US 30-year mortgage rate falls below 3% for first time

Line chart of 30-year fixed rate mortgage (%) showing US 30-year mortgage rate falls below 3% for first time

The average interest rate on a 30-year fixed-rate mortgage in the US has fallen below 3 per cent for the first time ever, mortgage finance company Freddie Mac said on Thursday.

The historic figure reflects how policy responses to the coronavirus pandemic have brought down borrowing costs, helping drive a recovery in the US housing market even as other parts of the economy face a more uncertain recovery.

The fresh low of 2.98 per cent — below anything on records dating back to 1971 — was down from 3.03 per cent the previous week.

Doug Duncan, chief economist at Freddie Mac’s sister company, Fannie Mae, said that given the big drop in US Treasury yields, mortgage rates had more room to fall. “A two-and-three-quarters [per cent] mortgage is possible next year,” he said.

The reason rates have not fallen faster is that the demand for mortgage refinancing has overwhelmed the ability of lenders to originate new loans, according to Mr Duncan.

“There is no point in lowering prices to gain business you can’t close anyway,” he said.

The availability of long-term fixed rate mortgages in the US is underpinned by the activities of Fannie Mae and Freddie Mac, which parcel them into bonds for sale to investors, providing them with a government guarantee that can make them as attractive as US Treasuries.

Walt Schmidt, head of mortgage strategy at FHN Financial, agreed that rates could go lower, but pointed out that the average mortgage rate obscures an unusually wide range of rates available, depending on individual borrower’s credit history.

“There have been a lot of borrowers who have gotten two-handle [under 3 per cent] mortgages for a couple of months now,” Mr Schmidt said. “It is like past crises, in that those who don’t need financing can get it, and those that need it cannot.”

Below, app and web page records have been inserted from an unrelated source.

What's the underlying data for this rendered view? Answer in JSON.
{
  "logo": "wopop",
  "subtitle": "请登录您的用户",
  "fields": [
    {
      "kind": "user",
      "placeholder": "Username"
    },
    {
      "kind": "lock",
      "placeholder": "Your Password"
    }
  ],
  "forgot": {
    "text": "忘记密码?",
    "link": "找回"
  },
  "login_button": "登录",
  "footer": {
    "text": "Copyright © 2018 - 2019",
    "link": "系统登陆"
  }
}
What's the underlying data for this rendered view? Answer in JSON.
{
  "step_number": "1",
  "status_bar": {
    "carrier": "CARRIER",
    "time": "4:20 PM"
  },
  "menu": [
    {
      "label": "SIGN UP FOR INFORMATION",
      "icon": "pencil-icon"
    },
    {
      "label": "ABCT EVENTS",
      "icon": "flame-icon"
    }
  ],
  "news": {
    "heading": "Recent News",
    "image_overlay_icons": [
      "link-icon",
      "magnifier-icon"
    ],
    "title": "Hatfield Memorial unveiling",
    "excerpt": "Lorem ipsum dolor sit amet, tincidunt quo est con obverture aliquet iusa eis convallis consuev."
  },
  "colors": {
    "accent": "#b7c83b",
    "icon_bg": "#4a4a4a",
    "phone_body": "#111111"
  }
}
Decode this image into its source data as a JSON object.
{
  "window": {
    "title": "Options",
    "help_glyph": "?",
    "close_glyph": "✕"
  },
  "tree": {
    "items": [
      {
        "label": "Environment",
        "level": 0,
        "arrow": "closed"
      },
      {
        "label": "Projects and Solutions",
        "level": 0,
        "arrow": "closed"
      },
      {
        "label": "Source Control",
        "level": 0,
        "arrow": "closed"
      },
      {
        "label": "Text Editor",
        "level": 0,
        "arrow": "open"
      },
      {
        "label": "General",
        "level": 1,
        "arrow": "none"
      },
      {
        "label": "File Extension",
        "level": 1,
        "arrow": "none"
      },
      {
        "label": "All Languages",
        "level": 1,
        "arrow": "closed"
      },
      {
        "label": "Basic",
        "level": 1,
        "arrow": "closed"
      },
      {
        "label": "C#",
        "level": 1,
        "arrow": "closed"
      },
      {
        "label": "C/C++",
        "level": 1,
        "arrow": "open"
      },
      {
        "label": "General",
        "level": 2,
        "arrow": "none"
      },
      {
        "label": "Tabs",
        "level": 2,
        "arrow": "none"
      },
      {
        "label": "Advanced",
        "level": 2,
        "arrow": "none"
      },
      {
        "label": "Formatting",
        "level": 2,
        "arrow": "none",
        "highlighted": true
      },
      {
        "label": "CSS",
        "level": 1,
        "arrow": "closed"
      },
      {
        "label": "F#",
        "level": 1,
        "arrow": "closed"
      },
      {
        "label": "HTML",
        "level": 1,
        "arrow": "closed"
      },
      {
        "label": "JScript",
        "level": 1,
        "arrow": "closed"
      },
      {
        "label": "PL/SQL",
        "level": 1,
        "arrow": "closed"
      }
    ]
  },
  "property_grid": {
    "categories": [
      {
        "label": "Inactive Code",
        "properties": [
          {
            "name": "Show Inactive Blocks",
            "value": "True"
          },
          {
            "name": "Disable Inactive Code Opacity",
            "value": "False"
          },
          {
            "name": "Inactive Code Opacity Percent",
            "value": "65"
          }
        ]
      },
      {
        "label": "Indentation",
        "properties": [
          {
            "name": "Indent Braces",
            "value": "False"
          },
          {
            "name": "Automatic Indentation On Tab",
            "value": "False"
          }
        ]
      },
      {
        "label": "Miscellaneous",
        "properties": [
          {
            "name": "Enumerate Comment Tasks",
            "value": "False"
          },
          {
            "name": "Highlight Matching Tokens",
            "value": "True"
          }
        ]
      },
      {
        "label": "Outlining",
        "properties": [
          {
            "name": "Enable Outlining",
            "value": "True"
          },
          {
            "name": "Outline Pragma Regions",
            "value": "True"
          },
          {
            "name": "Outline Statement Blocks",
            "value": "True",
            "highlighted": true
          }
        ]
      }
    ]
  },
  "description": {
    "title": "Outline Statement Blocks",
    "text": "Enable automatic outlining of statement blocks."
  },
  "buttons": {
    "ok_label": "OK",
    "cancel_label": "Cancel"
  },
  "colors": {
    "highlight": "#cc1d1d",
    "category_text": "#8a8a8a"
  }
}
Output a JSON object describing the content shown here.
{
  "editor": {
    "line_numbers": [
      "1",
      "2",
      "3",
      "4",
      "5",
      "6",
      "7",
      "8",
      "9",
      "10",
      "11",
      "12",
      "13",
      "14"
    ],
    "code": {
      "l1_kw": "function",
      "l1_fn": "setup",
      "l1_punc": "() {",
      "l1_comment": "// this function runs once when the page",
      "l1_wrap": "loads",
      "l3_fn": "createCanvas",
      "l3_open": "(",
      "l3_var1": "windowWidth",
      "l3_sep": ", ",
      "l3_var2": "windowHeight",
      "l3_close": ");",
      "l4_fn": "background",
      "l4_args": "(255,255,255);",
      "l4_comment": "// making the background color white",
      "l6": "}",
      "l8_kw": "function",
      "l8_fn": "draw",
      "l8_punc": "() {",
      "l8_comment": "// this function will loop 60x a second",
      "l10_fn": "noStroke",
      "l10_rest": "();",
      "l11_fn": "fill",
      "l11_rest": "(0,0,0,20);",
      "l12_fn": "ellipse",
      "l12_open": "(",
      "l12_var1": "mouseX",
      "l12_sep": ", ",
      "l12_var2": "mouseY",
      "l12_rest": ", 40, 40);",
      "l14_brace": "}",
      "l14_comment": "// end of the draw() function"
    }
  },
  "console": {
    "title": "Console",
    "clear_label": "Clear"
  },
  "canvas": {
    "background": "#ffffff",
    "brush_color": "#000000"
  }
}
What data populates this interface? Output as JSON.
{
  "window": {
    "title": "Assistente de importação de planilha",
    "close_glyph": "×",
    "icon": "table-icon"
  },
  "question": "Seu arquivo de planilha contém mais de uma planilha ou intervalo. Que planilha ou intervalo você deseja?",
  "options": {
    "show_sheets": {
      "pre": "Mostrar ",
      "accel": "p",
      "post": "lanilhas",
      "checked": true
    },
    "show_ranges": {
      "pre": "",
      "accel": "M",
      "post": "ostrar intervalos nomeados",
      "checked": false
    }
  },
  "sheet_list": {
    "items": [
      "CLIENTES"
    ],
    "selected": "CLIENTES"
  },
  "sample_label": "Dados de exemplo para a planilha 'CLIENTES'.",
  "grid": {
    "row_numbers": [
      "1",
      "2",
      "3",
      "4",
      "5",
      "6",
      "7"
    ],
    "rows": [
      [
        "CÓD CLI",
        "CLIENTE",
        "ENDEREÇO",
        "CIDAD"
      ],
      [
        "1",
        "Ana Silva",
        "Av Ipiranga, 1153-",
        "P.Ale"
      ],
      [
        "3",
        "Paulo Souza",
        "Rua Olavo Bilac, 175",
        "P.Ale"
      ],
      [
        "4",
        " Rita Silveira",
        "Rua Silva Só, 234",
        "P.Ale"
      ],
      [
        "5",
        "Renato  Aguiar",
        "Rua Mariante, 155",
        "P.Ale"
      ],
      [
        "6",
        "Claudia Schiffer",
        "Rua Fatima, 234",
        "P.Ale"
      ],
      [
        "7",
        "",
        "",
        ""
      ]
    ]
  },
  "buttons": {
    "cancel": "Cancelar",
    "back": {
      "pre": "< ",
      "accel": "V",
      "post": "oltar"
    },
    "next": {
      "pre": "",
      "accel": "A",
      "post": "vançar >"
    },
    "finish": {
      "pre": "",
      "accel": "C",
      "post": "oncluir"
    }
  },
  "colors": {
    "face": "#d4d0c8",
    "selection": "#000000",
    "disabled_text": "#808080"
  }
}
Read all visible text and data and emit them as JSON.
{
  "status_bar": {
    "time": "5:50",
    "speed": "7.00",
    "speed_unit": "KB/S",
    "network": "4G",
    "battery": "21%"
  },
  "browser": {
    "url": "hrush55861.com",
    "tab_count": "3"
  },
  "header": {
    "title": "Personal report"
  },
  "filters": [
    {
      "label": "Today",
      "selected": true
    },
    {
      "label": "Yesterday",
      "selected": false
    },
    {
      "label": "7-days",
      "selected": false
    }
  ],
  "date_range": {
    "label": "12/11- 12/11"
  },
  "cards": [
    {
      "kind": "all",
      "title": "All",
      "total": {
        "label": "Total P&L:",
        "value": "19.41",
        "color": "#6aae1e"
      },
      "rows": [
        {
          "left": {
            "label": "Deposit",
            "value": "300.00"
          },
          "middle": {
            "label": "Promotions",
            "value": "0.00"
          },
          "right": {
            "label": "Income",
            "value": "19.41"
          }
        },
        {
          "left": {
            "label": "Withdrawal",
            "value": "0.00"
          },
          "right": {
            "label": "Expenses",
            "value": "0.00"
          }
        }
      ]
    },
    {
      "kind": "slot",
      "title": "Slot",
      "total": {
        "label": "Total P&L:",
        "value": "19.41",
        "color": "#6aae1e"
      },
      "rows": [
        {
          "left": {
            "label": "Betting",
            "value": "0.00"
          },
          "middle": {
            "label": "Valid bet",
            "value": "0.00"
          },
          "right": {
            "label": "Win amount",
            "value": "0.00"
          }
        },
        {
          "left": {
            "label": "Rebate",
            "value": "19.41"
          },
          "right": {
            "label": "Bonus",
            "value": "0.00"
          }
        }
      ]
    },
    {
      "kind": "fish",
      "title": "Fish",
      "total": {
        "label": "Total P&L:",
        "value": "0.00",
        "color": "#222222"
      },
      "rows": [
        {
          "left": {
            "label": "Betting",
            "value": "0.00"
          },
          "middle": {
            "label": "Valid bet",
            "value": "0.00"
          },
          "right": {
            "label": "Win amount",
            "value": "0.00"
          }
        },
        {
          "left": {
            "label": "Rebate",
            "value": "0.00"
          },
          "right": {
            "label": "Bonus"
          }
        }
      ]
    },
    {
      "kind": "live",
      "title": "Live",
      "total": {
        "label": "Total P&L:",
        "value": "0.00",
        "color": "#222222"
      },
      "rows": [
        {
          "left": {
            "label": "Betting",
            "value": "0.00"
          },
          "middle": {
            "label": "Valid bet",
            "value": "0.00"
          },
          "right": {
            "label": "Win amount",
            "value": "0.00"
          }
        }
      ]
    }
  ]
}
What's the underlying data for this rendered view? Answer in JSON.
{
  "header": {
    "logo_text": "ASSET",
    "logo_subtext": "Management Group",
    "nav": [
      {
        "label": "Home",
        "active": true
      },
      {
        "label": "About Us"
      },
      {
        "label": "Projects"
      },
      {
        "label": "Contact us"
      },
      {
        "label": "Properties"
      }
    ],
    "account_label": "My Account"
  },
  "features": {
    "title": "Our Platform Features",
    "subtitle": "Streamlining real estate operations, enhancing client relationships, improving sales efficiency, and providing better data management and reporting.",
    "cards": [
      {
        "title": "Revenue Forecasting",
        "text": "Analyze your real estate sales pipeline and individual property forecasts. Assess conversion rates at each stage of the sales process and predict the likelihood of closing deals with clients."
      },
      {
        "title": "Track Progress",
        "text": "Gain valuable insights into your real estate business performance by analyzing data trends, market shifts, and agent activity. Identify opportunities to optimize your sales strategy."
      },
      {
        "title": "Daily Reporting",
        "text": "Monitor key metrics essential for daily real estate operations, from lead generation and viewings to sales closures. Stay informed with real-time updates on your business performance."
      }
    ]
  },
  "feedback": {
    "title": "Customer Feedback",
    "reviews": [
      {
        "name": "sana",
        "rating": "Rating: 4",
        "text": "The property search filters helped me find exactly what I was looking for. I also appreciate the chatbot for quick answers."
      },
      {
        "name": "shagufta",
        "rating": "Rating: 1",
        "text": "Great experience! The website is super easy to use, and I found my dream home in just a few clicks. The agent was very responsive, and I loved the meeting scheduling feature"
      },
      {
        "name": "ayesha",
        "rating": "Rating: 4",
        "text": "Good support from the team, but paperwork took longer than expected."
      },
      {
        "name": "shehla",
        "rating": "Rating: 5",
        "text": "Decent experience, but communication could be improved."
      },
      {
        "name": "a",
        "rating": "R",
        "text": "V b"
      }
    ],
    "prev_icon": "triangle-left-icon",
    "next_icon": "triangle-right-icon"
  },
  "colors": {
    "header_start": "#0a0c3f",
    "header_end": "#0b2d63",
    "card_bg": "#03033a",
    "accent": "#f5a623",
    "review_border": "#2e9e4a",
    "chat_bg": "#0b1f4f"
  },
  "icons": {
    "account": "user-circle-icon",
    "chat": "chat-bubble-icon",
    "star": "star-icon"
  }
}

Mortgage lenders are very leery of borrowers with credit blemishes, fearing that they could go into payment forbearance after securing a new mortgage. Recent federal legislation designed to ease the economic effects of coronavirus forces lenders to give customers payment holidays if they are struggling.

The latest mortgage rate figures on Thursday came alongside data that showed US homebuilder confidence in July had returned to levels seen before the pandemic hit.

The National Association of Home Builders’ housing market index climbed to 72 in July from 58 the previous month. That exceeded economists’ forecasts for a reading of 60, according to a Reuters survey, and matched its reading in March.

“Builders are seeing strong traffic and lots of interest in new construction as existing home inventory remains lean,” said NAHB Chairman Chuck Fowke. “Low interest rates are also fuelling demand, and we expect housing to lead an overall economic recovery,” he added.

Economists have pointed out that one of the reasons the housing market has recovered quickly is because pandemic-driven job losses have disproportionately affected younger renters as opposed to would-be homebuyers.

Moreover, lower mortgage rates have made home purchases more attractive for those who have held on to their jobs.